This article is more than 1 year old
We regret to inform you the massive asteroid NASA's all excited about probably won't hit Earth
Apophis will be inside satellite belt, visible to the naked eye from our home world, sweet release not imminent...
An asteroid bigger than the size of three football fields is hurtling towards Earth – and will pass so close to our planet, it'll be visible to the naked eye and may pass through the band of human satellites in geostationary orbit.
Before you all panic and start hoarding food, guns, and Mad Max-style clothing, it should be said that NASA's pretty sure the asteroid won't hit us, or at least that the probability of collision is very low. But the flyby, due on April 13, 2029, will give us an unprecedented opportunity to study the hunk of space rock so we can find out ways to divert them in the future.
The hefty chunk of space rock, classified as a near-Earth asteroid, measures 340 meters wide and scientists have named it 99942 Apophis. It was first discovered in 2004 by a team of astronomers working at the Kitt Peak National Observatory in Arizona, United States.
They only managed to observe it for two days, however, due to technical problems and poor weather conditions. The faraway visitor remained lost to astronomers until another group at the Siding Spring Observatory, Australia, caught a glimpse of it.
This time they were able to piece together its trajectory. Mild panic set in when they calculated that there was a 2.7 per cent chance that Apophis would smash into Earth. Luckily, those figures have been revised and scientists now believe it’ll be plain sailing as it approaches Earth.
It’s expected to pass 31,000 kilometers or 19,000 miles above our planet, leaving Earth unscathed. Instead, astronomers are now very giddy over the prospect of a nearby giant asteroid whooshing by. Afterall, the event offers a rare chance to cosy up to a giant asteroid so closely.
Scientists are already gearing up for the spectacle. At the 2019 Planetary Defense Conference held in Maryland, they gathered round to discuss how best to observe it and what type of missions could be conducted to study the phenomena.
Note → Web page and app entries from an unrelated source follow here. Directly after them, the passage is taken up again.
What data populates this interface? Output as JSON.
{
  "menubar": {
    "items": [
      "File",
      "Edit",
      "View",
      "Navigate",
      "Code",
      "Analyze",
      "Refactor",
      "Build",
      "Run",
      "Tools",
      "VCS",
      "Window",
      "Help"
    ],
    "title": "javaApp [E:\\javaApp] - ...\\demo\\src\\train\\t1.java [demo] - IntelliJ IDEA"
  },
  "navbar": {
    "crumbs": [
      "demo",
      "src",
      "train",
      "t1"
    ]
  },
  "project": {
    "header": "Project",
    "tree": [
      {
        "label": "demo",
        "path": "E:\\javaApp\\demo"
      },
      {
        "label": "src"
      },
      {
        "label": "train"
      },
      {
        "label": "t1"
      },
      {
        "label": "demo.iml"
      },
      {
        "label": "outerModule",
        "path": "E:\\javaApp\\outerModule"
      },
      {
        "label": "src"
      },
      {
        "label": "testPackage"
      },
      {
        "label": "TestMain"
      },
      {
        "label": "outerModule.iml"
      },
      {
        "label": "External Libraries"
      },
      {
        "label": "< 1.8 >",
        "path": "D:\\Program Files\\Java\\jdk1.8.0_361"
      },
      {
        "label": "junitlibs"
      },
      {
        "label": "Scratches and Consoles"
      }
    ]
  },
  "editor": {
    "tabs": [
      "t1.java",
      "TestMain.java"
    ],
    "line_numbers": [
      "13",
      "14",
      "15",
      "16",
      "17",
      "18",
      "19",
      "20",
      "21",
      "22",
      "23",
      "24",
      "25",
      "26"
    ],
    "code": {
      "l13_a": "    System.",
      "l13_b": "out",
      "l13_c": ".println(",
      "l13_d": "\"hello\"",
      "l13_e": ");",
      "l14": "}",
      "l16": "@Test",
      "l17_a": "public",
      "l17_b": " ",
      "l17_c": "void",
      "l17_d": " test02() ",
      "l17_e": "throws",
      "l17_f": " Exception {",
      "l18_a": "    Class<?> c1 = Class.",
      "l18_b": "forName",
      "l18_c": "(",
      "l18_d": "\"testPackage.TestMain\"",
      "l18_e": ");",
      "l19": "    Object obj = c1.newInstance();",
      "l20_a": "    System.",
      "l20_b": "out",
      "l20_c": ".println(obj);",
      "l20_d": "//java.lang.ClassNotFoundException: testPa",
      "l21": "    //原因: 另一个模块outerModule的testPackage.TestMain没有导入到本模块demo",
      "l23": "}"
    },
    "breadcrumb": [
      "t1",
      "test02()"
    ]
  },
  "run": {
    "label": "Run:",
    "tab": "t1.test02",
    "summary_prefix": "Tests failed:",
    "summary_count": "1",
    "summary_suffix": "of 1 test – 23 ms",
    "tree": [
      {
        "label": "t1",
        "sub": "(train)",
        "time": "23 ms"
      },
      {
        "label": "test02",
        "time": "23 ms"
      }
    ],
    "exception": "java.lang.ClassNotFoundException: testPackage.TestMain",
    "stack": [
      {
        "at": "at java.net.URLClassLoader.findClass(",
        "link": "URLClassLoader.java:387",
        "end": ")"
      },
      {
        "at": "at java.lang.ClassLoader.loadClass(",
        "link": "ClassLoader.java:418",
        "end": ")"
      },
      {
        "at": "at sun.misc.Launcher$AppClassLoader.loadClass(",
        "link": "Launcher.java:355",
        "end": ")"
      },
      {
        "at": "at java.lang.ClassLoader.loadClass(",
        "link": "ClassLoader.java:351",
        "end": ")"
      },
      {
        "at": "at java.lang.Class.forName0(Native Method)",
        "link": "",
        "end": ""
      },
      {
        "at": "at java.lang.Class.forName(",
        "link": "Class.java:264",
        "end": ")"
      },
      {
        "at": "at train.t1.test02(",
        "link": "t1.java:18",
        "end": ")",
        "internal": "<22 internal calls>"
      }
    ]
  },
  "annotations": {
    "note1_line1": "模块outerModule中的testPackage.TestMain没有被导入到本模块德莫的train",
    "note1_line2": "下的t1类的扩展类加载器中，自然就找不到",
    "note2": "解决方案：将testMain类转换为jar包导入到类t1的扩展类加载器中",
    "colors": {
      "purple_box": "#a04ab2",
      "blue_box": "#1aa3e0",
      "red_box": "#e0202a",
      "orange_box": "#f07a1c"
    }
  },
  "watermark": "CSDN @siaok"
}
“The Apophis close approach in 2029 will be an incredible opportunity for science," said Marina Brozović, a radar scientist at NASA's Jet Propulsion Laboratory (JPL) earlier this week. "We'll observe the asteroid with both optical and radar telescopes. With radar observations, we might be able to see surface details that are only a few meters in size."
The universe speaks: 'It's time to get off your rock!'READ MORE
As it whooshes by, it’ll be visible to the naked eye. Apophis will first appear as a light streaking across the night sky in the Southern Hemisphere, travelling from the east coast to the west coast of Australia.
After a few hours, it’ll whizz pass the Indian Ocean and will have crossed the equator by the afternoon in eastern US time. Next, it’ll continue flying west thundering past Africa.
The time of closest approach will be just before 1800 EDT (2200 GMT), where it’ll be moving above the Atlantic Ocean. Apophis is travelling at breakneck speeds, and will cross the second largest ocean in a single hour.
"We already know that the close encounter with Earth will change Apophis' orbit, but our models also show the close approach could change the way this asteroid spins, and it is possible that there will be some surface changes, like small avalanches," said Davide Farnocchia, an astronomer studying near-Earth asteroids at NASA’s JPL.
Apophis is part of another group of about 2,000 known asteroids classed as Potentially Hazardous Asteroids. "By observing Apophis during its 2029 flyby, we will gain important scientific knowledge that could one day be used for planetary defense," Paul Chodas, director of NASA’s Center for Near Earth Objects Studies, concluded. ®